Paper checks may not be as common as they used to be, thanks to the increased use of debit cards and digital payments. However, there may be situations when you need to endorse a check to someone else — also known as "signing over a check." 

Once these checks are signed over, they're known as "third-party checks."

In this article, we’ll cover the reasons why you may want to sign a check over to another person, how to endorse a check to someone else, and some alternatives to third-party checks.

Reasons To Endorse a Check to Someone Else

There are a couple of reasons why you may want to endorse a check to someone else.

For one, you may not have a bank account of your own. If this is the case, having someone else that you know and trust cash the check for you would save you from having to pay a check cashing fee. If you’re a minor, you may also need to have your parent or legal guardian cash the check for you.

Another reason why you may want to endorse a check to someone else is if you have a bank account but currently don't have convenient access to a bank location or a mobile banking app.

You may also consider signing over a check if you owe someone else the same amount of money. Theoretically, this would make endorsing a check to someone else a convenient time-saver. After all, you wouldn't have to wait for the check amount to be deposited in your bank account before you can withdraw the funds or write a new check.

Steps to Signing Over a Check

If you need to sign over a third-party check, there are a few important steps to ensure it's done correctly:

Make Sure the Recipient’s Financial Institution Will Accept the Check

Before attempting to sign a check over to someone else, ask the recipient to contact their bank and ask about their policies. Banks and credit unions are not legally obligated to accept third-party checks, and not all do[1].

If you sign over a check without asking — and it turns out the bank doesn't accept third-party checks — it could make it difficult to ever get the check cashed at all.

Some banks require both the original payee and the person to whom they're signing over the check to be present when the check is deposited or cashed.

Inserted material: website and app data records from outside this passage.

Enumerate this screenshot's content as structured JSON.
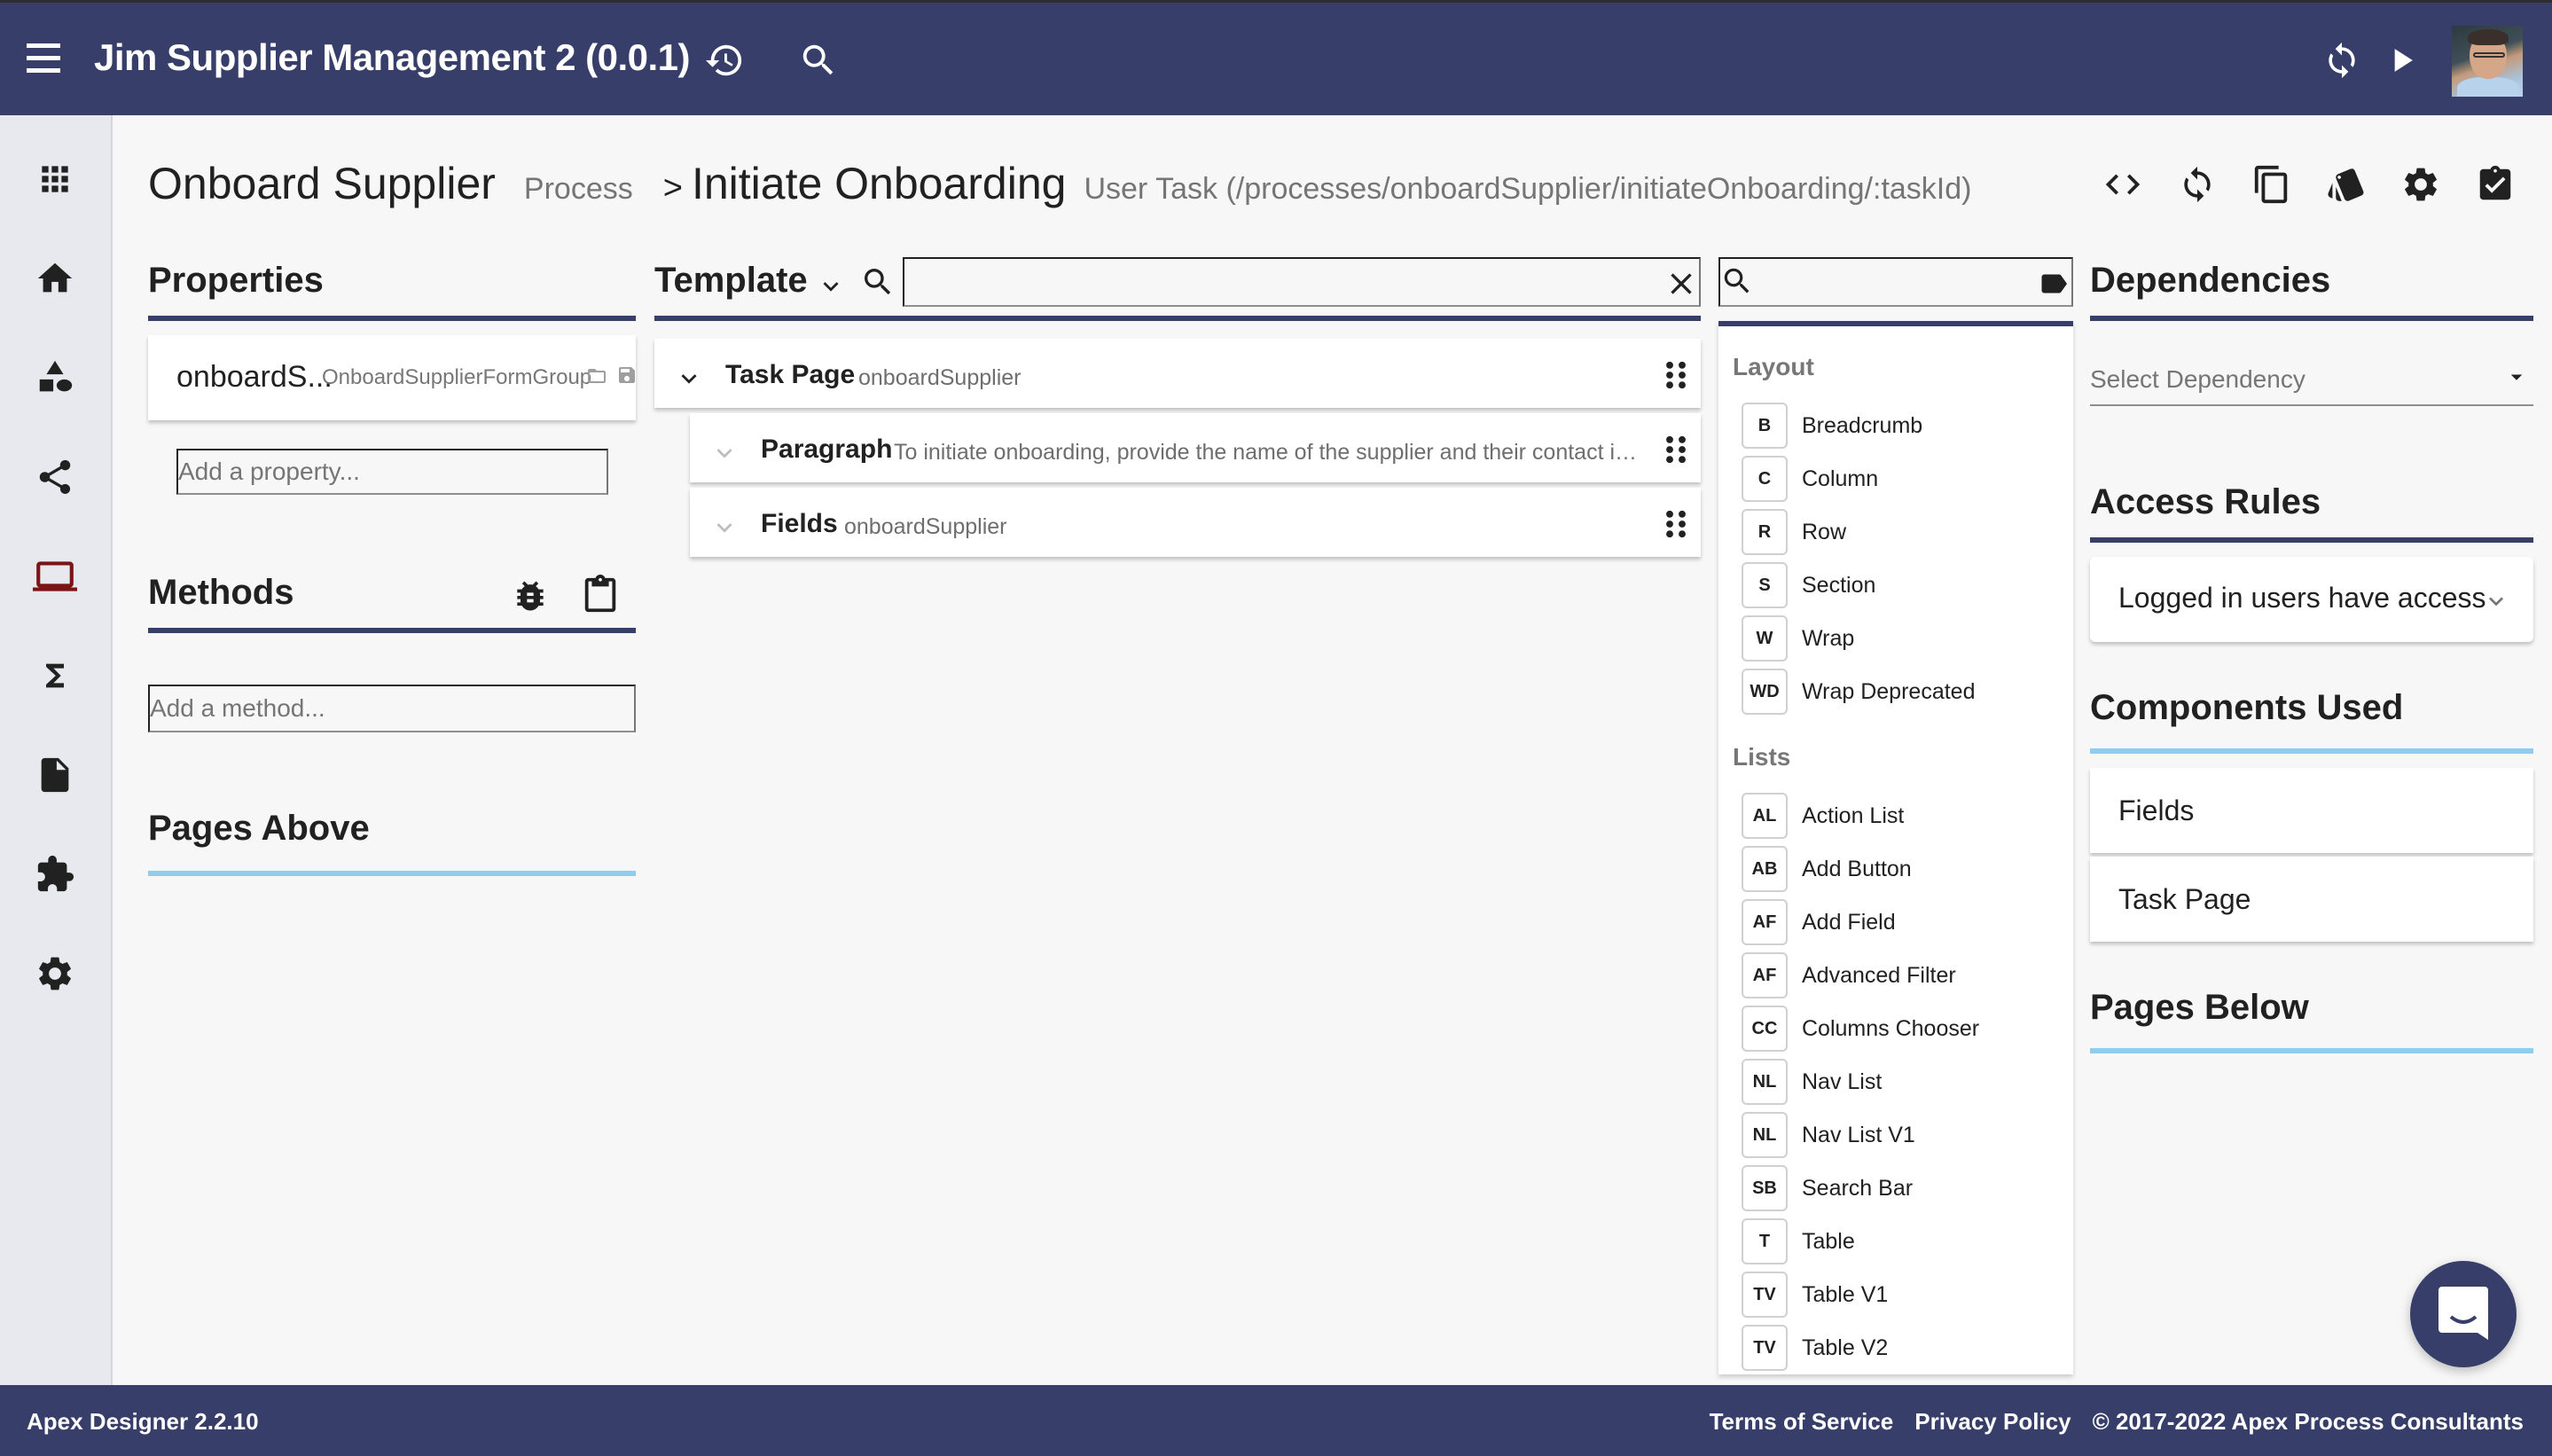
{
  "header": {
    "app_title": "Jim Supplier Management 2 (0.0.1)",
    "icons": [
      "menu-icon",
      "history-icon",
      "search-icon",
      "sync-icon",
      "play-icon",
      "user-avatar"
    ]
  },
  "sidebar": {
    "items": [
      {
        "name": "apps",
        "icon": "apps-icon",
        "active": false
      },
      {
        "name": "home",
        "icon": "home-icon",
        "active": false
      },
      {
        "name": "business-objects",
        "icon": "shapes-icon",
        "active": false
      },
      {
        "name": "processes",
        "icon": "share-icon",
        "active": false
      },
      {
        "name": "user-interfaces",
        "icon": "laptop-icon",
        "active": true
      },
      {
        "name": "business-logic",
        "icon": "sigma-icon",
        "active": false
      },
      {
        "name": "files",
        "icon": "file-icon",
        "active": false
      },
      {
        "name": "dependencies",
        "icon": "puzzle-icon",
        "active": false
      },
      {
        "name": "settings",
        "icon": "settings-icon",
        "active": false
      }
    ],
    "active_color": "#7b1414"
  },
  "title": {
    "parent_name": "Onboard Supplier",
    "parent_type": "Process",
    "separator": ">",
    "name": "Initiate Onboarding",
    "subtitle": "User Task (/processes/onboardSupplier/initiateOnboarding/:taskId)",
    "actions": [
      "code-icon",
      "sync-icon",
      "copy-icon",
      "style-icon",
      "settings-icon",
      "assignment-turned-in-icon"
    ]
  },
  "properties": {
    "heading": "Properties",
    "items": [
      {
        "name": "onboardS...",
        "type": "OnboardSupplierFormGroup"
      }
    ],
    "add_placeholder": "Add a property..."
  },
  "methods": {
    "heading": "Methods",
    "add_placeholder": "Add a method..."
  },
  "pages_above": {
    "heading": "Pages Above"
  },
  "template": {
    "heading": "Template",
    "search_value": "",
    "rows": [
      {
        "kind": "Task Page",
        "detail": "onboardSupplier",
        "level": 0,
        "expanded": true
      },
      {
        "kind": "Paragraph",
        "detail": "To initiate onboarding, provide the name of the supplier and their contact infor...",
        "level": 1,
        "expanded": false
      },
      {
        "kind": "Fields",
        "detail": "onboardSupplier",
        "level": 1,
        "expanded": false
      }
    ]
  },
  "palette": {
    "search_value": "",
    "groups": [
      {
        "label": "Layout",
        "items": [
          {
            "abbr": "B",
            "label": "Breadcrumb"
          },
          {
            "abbr": "C",
            "label": "Column"
          },
          {
            "abbr": "R",
            "label": "Row"
          },
          {
            "abbr": "S",
            "label": "Section"
          },
          {
            "abbr": "W",
            "label": "Wrap"
          },
          {
            "abbr": "WD",
            "label": "Wrap Deprecated"
          }
        ]
      },
      {
        "label": "Lists",
        "items": [
          {
            "abbr": "AL",
            "label": "Action List"
          },
          {
            "abbr": "AB",
            "label": "Add Button"
          },
          {
            "abbr": "AF",
            "label": "Add Field"
          },
          {
            "abbr": "AF",
            "label": "Advanced Filter"
          },
          {
            "abbr": "CC",
            "label": "Columns Chooser"
          },
          {
            "abbr": "NL",
            "label": "Nav List"
          },
          {
            "abbr": "NL",
            "label": "Nav List V1"
          },
          {
            "abbr": "SB",
            "label": "Search Bar"
          },
          {
            "abbr": "T",
            "label": "Table"
          },
          {
            "abbr": "TV",
            "label": "Table V1"
          },
          {
            "abbr": "TV",
            "label": "Table V2"
          }
        ]
      }
    ]
  },
  "dependencies": {
    "heading": "Dependencies",
    "select_placeholder": "Select Dependency"
  },
  "access_rules": {
    "heading": "Access Rules",
    "value": "Logged in users have access"
  },
  "components_used": {
    "heading": "Components Used",
    "items": [
      "Fields",
      "Task Page"
    ]
  },
  "pages_below": {
    "heading": "Pages Below"
  },
  "footer": {
    "version": "Apex Designer 2.2.10",
    "terms": "Terms of Service",
    "privacy": "Privacy Policy",
    "copyright": "© 2017-2022 Apex Process Consultants"
  },
  "colors": {
    "primary": "#363e69",
    "accent_light": "#8ecdee",
    "background": "#f7f7f7"
  }
}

If this is the case, make sure you bring your government-issued photo ID to the bank branch.

It may also be a good idea to contact the bank of the person who originally wrote the check to make sure that it will allow the check to be cashed in this manner, too.

Sign the Check

Look on the back of the check for the endorsement line or box. Typically, there will be text indicating "Endorse here". Sign your name in the indicated space exactly as it appears on the "Pay to" line on the front of the check.

Designate the New Recipient

Directly underneath your signature, print "Pay to the order of" and the recipient's full name in clear, legible handwriting.

Give the Check to the New Recipient

Finally, you can hand the check over to the new recipient so that they can try to deposit or cash the check.

Alternatives to Endorsing a Check to Someone Else

Although it's possible to sign over a check to someone else, it may not be the best solution — especially if the new intended recipient's bank doesn't accept third-party checks.

If you have a bank account, you may consider depositing the check at a local branch or ATM or using your bank's mobile app. Processing times for checks vary, but once the funds are deposited in your account, you can then safely withdraw the cash and, if desired, give it to the recipient or write them a new check.

Another possibility is to request a wire transfer of the funds to their account (usually for a fee). Finally, you can use a peer-to-peer money transfer app such as Zelle® to send money to people that you know and trust for free.

If you don't have a bank account, you may still cash the check at a bank for a fee. However, many banks won't cash a check unless you have an account due to the prevalence of fraudulent activity.

There are also retailers and services who might cash a check for a fee. It’s a good idea at all times to understand what their fees will be before enlisting their help.

In addition, if you don't have a bank account, consider applying for one (In fact, we know a great place to do it). Having a checking account is easy and can save you a great deal in both time and check cashing fees.

How To Sign Over a Check: The Bottom Line

Although it's not a very common occurrence, it is possible to endorse a check to someone else. Just make sure that you understand the steps necessary for signing over a third-party check — and ensure that the new recipient's bank will accept the check.

In addition, it's important to know that check-cashing scams involving fraudulent third-party checks have become common.

Typically, these involve being asked to deposit a check for someone else and giving the money to the scammer in the form of cash, a prepaid card, or a wire transfer.

 However, once the bad check has bounced, you'll likely be on the hook for repaying your bank the money you withdrew to send to the scammer. If you are the recipient of a third-party check, only cash or deposit it if you know and trust the person who wrote it over to you.